After one year of being friends with my old book, which translates and comments the ionic works of Vitruvius, I must admit that it would probably still take some efforts for the two of us to get married. Mostly due to the fact, that I did not find any versions of it, that are not written in renaissance or barock Italian. Which makes this good friend of mine quite illegible to me. Not only to me, but also to google translate by the way, which utterly failed in getting a hold of his meaning.
Yet we certainly did get closer over these tasks. And while I may not have really understood Vitruvius words any better – due to a translation into a language that I do not know – I feel like I can understand his importance a bit better now.

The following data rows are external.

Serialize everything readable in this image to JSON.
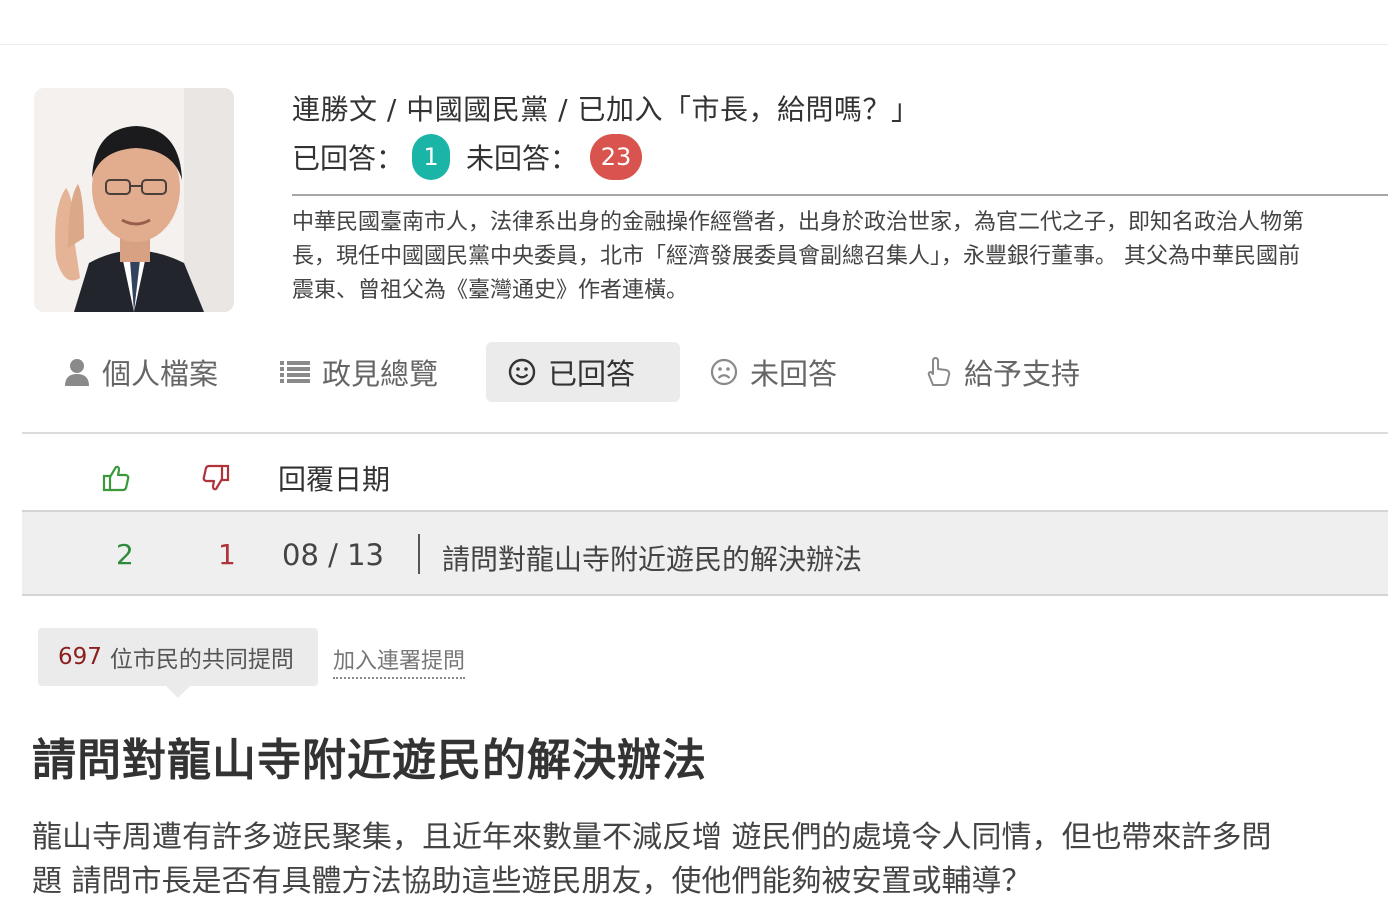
{
  "candidate": {
    "heading": "連勝文 / 中國國民黨 / 已加入「市長，給問嗎？」",
    "answered_label": "已回答：",
    "answered_count": "1",
    "unanswered_label": "未回答：",
    "unanswered_count": "23",
    "bio_lines": [
      "中華民國臺南市人，法律系出身的金融操作經營者，出身於政治世家，為官二代之子，即知名政治人物第",
      "長，現任中國國民黨中央委員，北市「經濟發展委員會副總召集人」，永豐銀行董事。 其父為中華民國前",
      "震東、曾祖父為《臺灣通史》作者連橫。"
    ]
  },
  "tabs": [
    {
      "label": "個人檔案",
      "icon": "user-icon"
    },
    {
      "label": "政見總覽",
      "icon": "list-icon"
    },
    {
      "label": "已回答",
      "icon": "smile-icon",
      "active": true
    },
    {
      "label": "未回答",
      "icon": "frown-icon"
    },
    {
      "label": "給予支持",
      "icon": "pointer-hand-icon"
    }
  ],
  "table": {
    "header_date": "回覆日期",
    "row": {
      "likes": "2",
      "dislikes": "1",
      "date": "08 / 13",
      "title": "請問對龍山寺附近遊民的解決辦法"
    }
  },
  "petition": {
    "cosign_count": "697",
    "cosign_text": "位市民的共同提問",
    "join_label": "加入連署提問",
    "title": "請問對龍山寺附近遊民的解決辦法",
    "body_lines": [
      "龍山寺周遭有許多遊民聚集，且近年來數量不減反增 遊民們的處境令人同情，但也帶來許多問",
      "題 請問市長是否有具體方法協助這些遊民朋友，使他們能夠被安置或輔導？"
    ]
  },
  "colors": {
    "answered_badge": "#1ab5a7",
    "unanswered_badge": "#d9534f",
    "like_green": "#2e8b3e",
    "dislike_red": "#b0323a"
  }
}
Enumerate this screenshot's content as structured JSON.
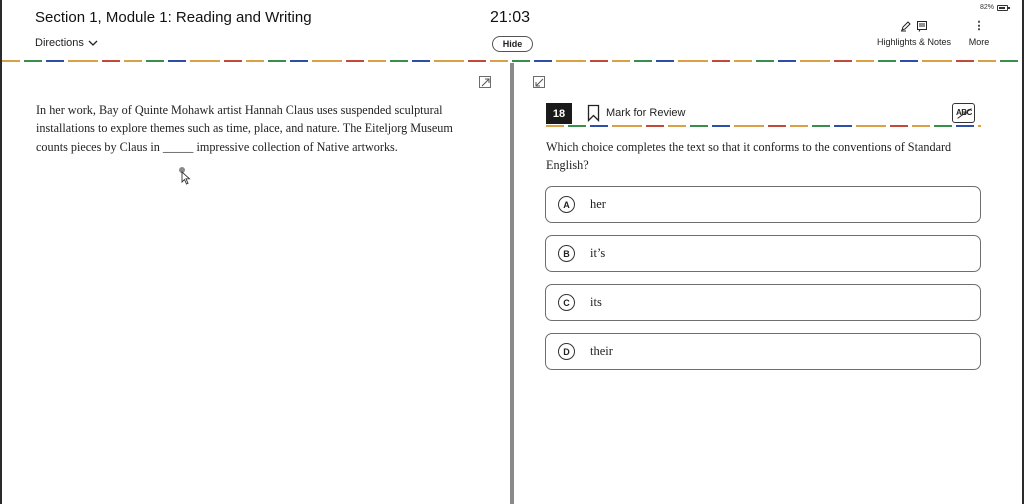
{
  "header": {
    "section_title": "Section 1, Module 1: Reading and Writing",
    "directions_label": "Directions",
    "timer": "21:03",
    "hide_label": "Hide",
    "battery_percent": "82%",
    "battery_level": 0.82,
    "highlights_label": "Highlights & Notes",
    "more_label": "More"
  },
  "passage": {
    "text": "In her work, Bay of Quinte Mohawk artist Hannah Claus uses suspended sculptural installations to explore themes such as time, place, and nature. The Eiteljorg Museum counts pieces by Claus in _____ impressive collection of Native artworks."
  },
  "question": {
    "number": "18",
    "mark_review_label": "Mark for Review",
    "abc_label": "ABC",
    "prompt": "Which choice completes the text so that it conforms to the conventions of Standard English?",
    "choices": [
      {
        "letter": "A",
        "text": "her"
      },
      {
        "letter": "B",
        "text": "it’s"
      },
      {
        "letter": "C",
        "text": "its"
      },
      {
        "letter": "D",
        "text": "their"
      }
    ]
  },
  "icons": {
    "pencil": "pencil-icon",
    "notes": "notes-icon",
    "more": "more-vertical-icon",
    "chevron": "chevron-down-icon",
    "expand": "expand-icon",
    "collapse": "collapse-icon",
    "bookmark": "bookmark-icon",
    "battery": "battery-icon",
    "cursor": "cursor-icon"
  },
  "colors": {
    "stripe_orange": "#d9a046",
    "stripe_green": "#3a8e4c",
    "stripe_blue": "#2f4fa6",
    "stripe_red": "#c24a3a"
  }
}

Most exciting about “Gli oscuri e difficili passi dell’opera ionica di Vitruvio” are definitely all the drawings and illustrations. For whilst the book itself may only be known to a very small handful of scholars, and apparently some first-year students, many of the illustrations are far more widespread and appear in many other books and articles. Also modern ones. I would guess, that this is because of their accurateness and abstinence of a particular style. Rather than just being nice illustrations, they tell a lot about the ionic order even without needing any text accompanying them. This without being reduced to but one style. Instead in this book you can find perspectives, plan views, details, ratios etc etc. Some very artistic, with nice shadowing and very pleasing for the eye. Others barely mathematical, points and lines.
By following nothing but these drawings, I think you can get a pretty good idea of how the ionic order is supposed to look like and to be constructed. At least according to Bertani’s idea of Vitruvius’ idea. If you follow the ratios, lengths, looks of the drawings in the book, you should be able to reproduce very nice and correct ionic columns. I for my part did copy some of the more interesting ones into my notebook, so as to compare them with existing columns that I find and check whether or not they cohere with each other in terms of the more important aspects.
As for some problems on the way, I mostly struggled with finding a decent amount of editions of this book. I did find more than mentioned in the according post, but many of those were very incoherent in lots of aspects. So, for instance, I highly doubted the fact, that the book was issued twice to a patron of the same name, in the same city, just exactly a hundred years apart.
I also had to realise , that the internet, as I have known it, certainly is not the very best way to conduct this kind of research.
So I am looking forward to getting better at that, yet the next time definitely with a book written in a language know to me. I am sure a friendship of that kind would become much closer.